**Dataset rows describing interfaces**
^^^^^^^^

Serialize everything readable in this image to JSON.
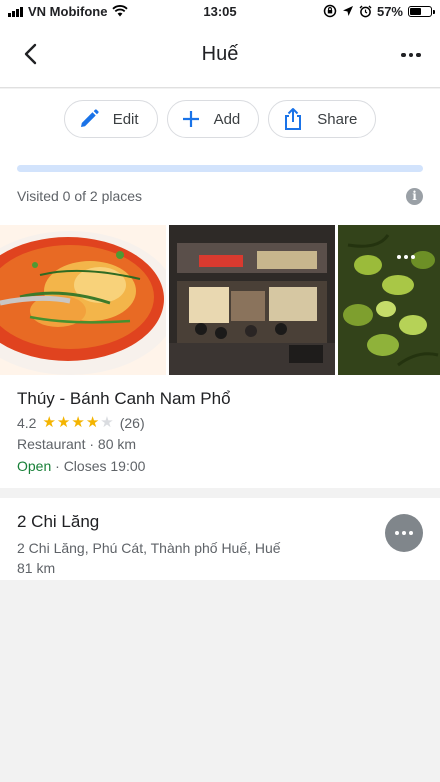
{
  "status_bar": {
    "carrier": "VN Mobifone",
    "time": "13:05",
    "battery_percent": "57%",
    "battery_level": 0.57,
    "icons": [
      "signal-icon",
      "wifi-icon",
      "rotation-lock-icon",
      "location-arrow-icon",
      "alarm-icon",
      "battery-icon"
    ]
  },
  "header": {
    "title": "Huế",
    "back_icon": "chevron-left-icon",
    "more_icon": "more-horizontal-icon"
  },
  "actions": {
    "edit_label": "Edit",
    "add_label": "Add",
    "share_label": "Share",
    "accent_color": "#1a73e8"
  },
  "progress": {
    "visited_text": "Visited 0 of 2 places",
    "fraction": 0
  },
  "photos": [
    {
      "subject": "noodle soup bowl"
    },
    {
      "subject": "restaurant storefront at night"
    },
    {
      "subject": "green chili peppers"
    }
  ],
  "places": [
    {
      "name": "Thúy - Bánh Canh Nam Phổ",
      "rating": "4.2",
      "stars_filled": 4,
      "stars_total": 5,
      "review_count": "(26)",
      "category_distance": "Restaurant · 80 km",
      "open_status": "Open",
      "closes": " · Closes 19:00"
    },
    {
      "name": "2 Chi Lăng",
      "address": "2 Chi Lăng, Phú Cát, Thành phố Huế, Huế",
      "distance": "81 km"
    }
  ]
}
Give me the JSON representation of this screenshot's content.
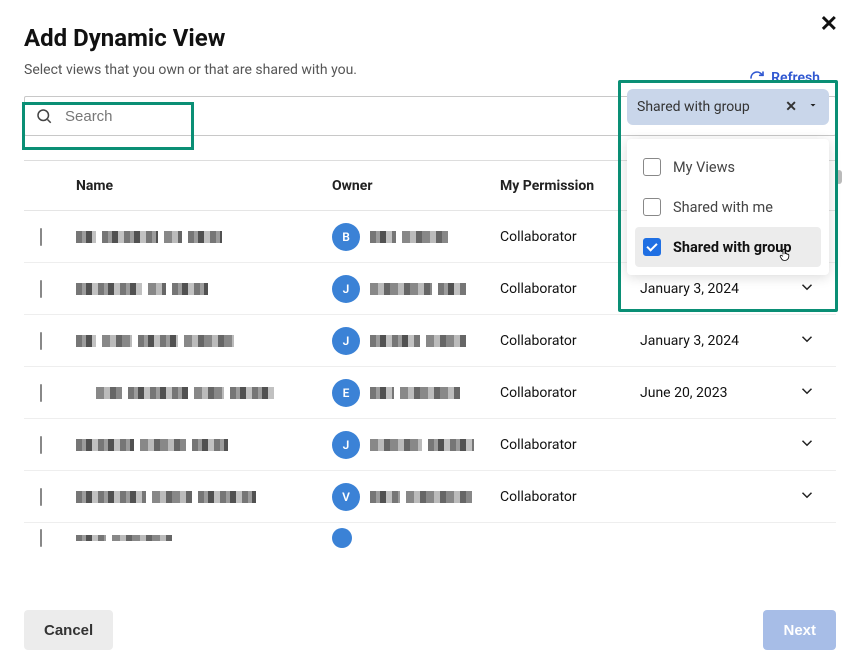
{
  "title": "Add Dynamic View",
  "subtitle": "Select views that you own or that are shared with you.",
  "refresh_label": "Refresh",
  "search": {
    "placeholder": "Search"
  },
  "filter": {
    "chip_label": "Shared with group",
    "options": [
      {
        "label": "My Views",
        "checked": false
      },
      {
        "label": "Shared with me",
        "checked": false
      },
      {
        "label": "Shared with group",
        "checked": true
      }
    ]
  },
  "columns": {
    "name": "Name",
    "owner": "Owner",
    "permission": "My Permission"
  },
  "rows": [
    {
      "avatar": "B",
      "permission": "Collaborator",
      "last": ""
    },
    {
      "avatar": "J",
      "permission": "Collaborator",
      "last": "January 3, 2024"
    },
    {
      "avatar": "J",
      "permission": "Collaborator",
      "last": "January 3, 2024"
    },
    {
      "avatar": "E",
      "permission": "Collaborator",
      "last": "June 20, 2023"
    },
    {
      "avatar": "J",
      "permission": "Collaborator",
      "last": ""
    },
    {
      "avatar": "V",
      "permission": "Collaborator",
      "last": ""
    },
    {
      "avatar": "",
      "permission": "",
      "last": ""
    }
  ],
  "buttons": {
    "cancel": "Cancel",
    "next": "Next"
  }
}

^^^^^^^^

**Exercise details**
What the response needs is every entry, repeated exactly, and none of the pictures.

**Output for this exercise**
Serialize everything readable in this image to JSON.
{
  "status_bar": {
    "carrier": "VN Mobifone",
    "time": "13:05",
    "battery_percent": "57%",
    "battery_level": 0.57,
    "icons": [
      "signal-icon",
      "wifi-icon",
      "rotation-lock-icon",
      "location-arrow-icon",
      "alarm-icon",
      "battery-icon"
    ]
  },
  "header": {
    "title": "Huế",
    "back_icon": "chevron-left-icon",
    "more_icon": "more-horizontal-icon"
  },
  "actions": {
    "edit_label": "Edit",
    "add_label": "Add",
    "share_label": "Share",
    "accent_color": "#1a73e8"
  },
  "progress": {
    "visited_text": "Visited 0 of 2 places",
    "fraction": 0
  },
  "photos": [
    {
      "subject": "noodle soup bowl"
    },
    {
      "subject": "restaurant storefront at night"
    },
    {
      "subject": "green chili peppers"
    }
  ],
  "places": [
    {
      "name": "Thúy - Bánh Canh Nam Phổ",
      "rating": "4.2",
      "stars_filled": 4,
      "stars_total": 5,
      "review_count": "(26)",
      "category_distance": "Restaurant · 80 km",
      "open_status": "Open",
      "closes": " · Closes 19:00"
    },
    {
      "name": "2 Chi Lăng",
      "address": "2 Chi Lăng, Phú Cát, Thành phố Huế, Huế",
      "distance": "81 km"
    }
  ]
}
Give me the JSON representation of this screenshot's content.
{
  "title": "Add Dynamic View",
  "subtitle": "Select views that you own or that are shared with you.",
  "refresh_label": "Refresh",
  "search": {
    "placeholder": "Search"
  },
  "filter": {
    "chip_label": "Shared with group",
    "options": [
      {
        "label": "My Views",
        "checked": false
      },
      {
        "label": "Shared with me",
        "checked": false
      },
      {
        "label": "Shared with group",
        "checked": true
      }
    ]
  },
  "columns": {
    "name": "Name",
    "owner": "Owner",
    "permission": "My Permission"
  },
  "rows": [
    {
      "avatar": "B",
      "permission": "Collaborator",
      "last": ""
    },
    {
      "avatar": "J",
      "permission": "Collaborator",
      "last": "January 3, 2024"
    },
    {
      "avatar": "J",
      "permission": "Collaborator",
      "last": "January 3, 2024"
    },
    {
      "avatar": "E",
      "permission": "Collaborator",
      "last": "June 20, 2023"
    },
    {
      "avatar": "J",
      "permission": "Collaborator",
      "last": ""
    },
    {
      "avatar": "V",
      "permission": "Collaborator",
      "last": ""
    },
    {
      "avatar": "",
      "permission": "",
      "last": ""
    }
  ],
  "buttons": {
    "cancel": "Cancel",
    "next": "Next"
  }
}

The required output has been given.